### Directions
Lines with "Blog": copy each one from the listing below.

### Records shown

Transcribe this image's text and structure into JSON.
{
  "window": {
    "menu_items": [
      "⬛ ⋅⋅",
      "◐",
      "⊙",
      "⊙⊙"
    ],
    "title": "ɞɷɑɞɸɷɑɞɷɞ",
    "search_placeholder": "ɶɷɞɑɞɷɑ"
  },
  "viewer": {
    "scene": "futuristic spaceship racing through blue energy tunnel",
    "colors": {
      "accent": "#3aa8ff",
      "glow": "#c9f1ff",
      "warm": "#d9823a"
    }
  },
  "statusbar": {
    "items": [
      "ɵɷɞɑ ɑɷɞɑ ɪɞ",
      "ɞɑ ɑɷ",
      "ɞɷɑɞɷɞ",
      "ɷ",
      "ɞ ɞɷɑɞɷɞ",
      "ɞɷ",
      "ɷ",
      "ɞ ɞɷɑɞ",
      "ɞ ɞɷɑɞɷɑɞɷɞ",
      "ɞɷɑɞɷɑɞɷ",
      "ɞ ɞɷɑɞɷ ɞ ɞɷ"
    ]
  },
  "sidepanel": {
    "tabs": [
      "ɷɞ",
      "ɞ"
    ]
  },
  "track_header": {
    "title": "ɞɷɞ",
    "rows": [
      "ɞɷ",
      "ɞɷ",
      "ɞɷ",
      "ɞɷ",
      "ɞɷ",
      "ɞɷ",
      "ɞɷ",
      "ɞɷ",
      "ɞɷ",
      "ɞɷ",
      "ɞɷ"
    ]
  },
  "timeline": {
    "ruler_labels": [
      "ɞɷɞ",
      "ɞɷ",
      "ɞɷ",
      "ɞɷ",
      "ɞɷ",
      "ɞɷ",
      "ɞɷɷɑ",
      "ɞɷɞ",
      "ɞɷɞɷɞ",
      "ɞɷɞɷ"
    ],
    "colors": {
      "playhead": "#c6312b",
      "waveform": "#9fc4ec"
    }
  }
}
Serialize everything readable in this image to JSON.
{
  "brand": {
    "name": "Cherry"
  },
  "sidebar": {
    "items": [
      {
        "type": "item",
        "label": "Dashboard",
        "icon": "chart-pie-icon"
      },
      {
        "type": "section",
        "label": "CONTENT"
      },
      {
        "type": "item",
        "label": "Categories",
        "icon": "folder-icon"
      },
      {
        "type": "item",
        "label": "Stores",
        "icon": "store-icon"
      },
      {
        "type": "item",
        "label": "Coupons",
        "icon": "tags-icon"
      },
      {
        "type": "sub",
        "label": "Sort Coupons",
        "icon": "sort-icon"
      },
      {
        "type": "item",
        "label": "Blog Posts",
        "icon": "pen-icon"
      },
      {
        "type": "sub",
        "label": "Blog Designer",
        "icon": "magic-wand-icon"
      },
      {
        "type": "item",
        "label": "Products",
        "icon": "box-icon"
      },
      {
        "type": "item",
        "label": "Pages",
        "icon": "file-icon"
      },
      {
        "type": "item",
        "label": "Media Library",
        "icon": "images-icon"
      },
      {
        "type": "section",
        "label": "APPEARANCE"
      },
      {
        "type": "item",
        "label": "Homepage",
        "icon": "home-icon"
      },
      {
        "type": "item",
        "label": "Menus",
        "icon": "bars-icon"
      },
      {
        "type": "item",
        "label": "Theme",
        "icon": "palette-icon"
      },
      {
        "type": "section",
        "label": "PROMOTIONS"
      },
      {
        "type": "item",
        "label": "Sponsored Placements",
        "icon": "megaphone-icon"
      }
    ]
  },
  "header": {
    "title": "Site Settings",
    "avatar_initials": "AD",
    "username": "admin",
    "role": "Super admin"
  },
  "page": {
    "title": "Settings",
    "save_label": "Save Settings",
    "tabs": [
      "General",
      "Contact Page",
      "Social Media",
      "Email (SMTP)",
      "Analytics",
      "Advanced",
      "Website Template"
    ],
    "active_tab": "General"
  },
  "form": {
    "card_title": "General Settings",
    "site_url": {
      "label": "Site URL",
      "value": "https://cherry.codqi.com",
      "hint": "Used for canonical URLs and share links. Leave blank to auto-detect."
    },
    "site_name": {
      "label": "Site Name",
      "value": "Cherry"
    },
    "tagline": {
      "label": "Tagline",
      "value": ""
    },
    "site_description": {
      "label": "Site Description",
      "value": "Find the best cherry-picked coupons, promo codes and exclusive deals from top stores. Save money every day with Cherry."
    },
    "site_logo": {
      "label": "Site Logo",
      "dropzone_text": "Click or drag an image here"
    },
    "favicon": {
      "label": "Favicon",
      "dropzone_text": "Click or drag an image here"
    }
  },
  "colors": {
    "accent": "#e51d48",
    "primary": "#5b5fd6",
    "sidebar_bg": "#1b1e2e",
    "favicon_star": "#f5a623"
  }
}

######

### Answer for the task
        "label": "Blog Posts",
        "label": "Blog Designer",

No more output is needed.